The threefold plan - unveiled by the Church’s Pensions Task Group earlier this week – aims to address the effects of longevity, low investment returns and government regulation.
According to the group, they “are aware of a strong groundswell of opinion that the church should be looking for a durable solution rather than a temporary fix”.
While the task group also examined the possibility of shutting the church’s defined benefit scheme, it recommended:
- An increase in contributions rates (from 33.8% to 39.8%) from already cash-strapped dioceses amounting to an extra £9.5m a year.
- A cut to clergy’s benefits.
- An assurance from the Church Commissioners to help out if called upon to do so.
- Clergy increase their service years from 37 to 40 before accruing a full pension.
“Taken together, the package would, in our judgment, be likely to preserve the defined benefits scheme for the foreseeable future without the need for radical change,” said the group.
The plan will also see increases in clergy pensions follow the retail price index rather than stipend increases – a move that will bring clergy pensions in line with other pensions, said the Church of England newspaper.
According to secretary Shaun Farrell of the Church of England’s pensions board, “We have concerns about any additional costs to the dioceses.
“We know that some are stretched a bit, but in the past few years quite a few of their financial positions have firmed up. Some are pushed more than others.”
According to the task group, other possibilities include shutting the defined benefit scheme or keeping it open with the Church Commissioners as permanent guarantor.

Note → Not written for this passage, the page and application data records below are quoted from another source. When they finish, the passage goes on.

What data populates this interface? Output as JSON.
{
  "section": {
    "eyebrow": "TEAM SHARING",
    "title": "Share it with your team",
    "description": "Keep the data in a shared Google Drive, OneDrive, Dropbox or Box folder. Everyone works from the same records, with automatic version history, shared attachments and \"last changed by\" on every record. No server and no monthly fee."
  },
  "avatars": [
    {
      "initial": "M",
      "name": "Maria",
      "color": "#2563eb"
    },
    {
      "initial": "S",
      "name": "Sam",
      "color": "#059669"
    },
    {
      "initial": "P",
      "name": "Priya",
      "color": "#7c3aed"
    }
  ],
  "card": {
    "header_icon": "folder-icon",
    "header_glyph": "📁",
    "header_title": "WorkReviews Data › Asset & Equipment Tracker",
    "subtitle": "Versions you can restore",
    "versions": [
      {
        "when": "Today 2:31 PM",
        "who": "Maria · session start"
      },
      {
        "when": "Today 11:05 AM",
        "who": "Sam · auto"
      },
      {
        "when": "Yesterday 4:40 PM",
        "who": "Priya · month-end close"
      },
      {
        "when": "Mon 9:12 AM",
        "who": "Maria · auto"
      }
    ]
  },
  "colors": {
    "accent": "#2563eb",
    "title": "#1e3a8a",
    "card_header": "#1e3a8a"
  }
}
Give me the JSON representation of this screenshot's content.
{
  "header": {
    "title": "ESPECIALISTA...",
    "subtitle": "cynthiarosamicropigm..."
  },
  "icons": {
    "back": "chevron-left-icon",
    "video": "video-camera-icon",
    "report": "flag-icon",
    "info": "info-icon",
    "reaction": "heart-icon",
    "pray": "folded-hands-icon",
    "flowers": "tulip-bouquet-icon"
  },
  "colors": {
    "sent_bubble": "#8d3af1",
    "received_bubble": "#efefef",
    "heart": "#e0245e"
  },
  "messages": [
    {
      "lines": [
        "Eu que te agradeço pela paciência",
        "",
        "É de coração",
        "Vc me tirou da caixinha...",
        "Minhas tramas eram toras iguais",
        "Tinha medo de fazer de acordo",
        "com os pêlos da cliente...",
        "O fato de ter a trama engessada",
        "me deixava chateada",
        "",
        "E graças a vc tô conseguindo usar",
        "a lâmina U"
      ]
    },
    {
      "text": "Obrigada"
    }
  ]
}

Should the Synod wish to proceed with either of these, “much more work” would have to be done by the group to assess financial implications not available in its current report, said the church newsletter.
“This latter option is explored only in a preliminary way because its feasibility raises a number of regulatory issues that the group will be exploring over the coming months,” said a statement from the church.
However, if the Synod gives the green light to the group’s recommended plan, a detailed implementation plan would be agreed as early as the first half of 2007.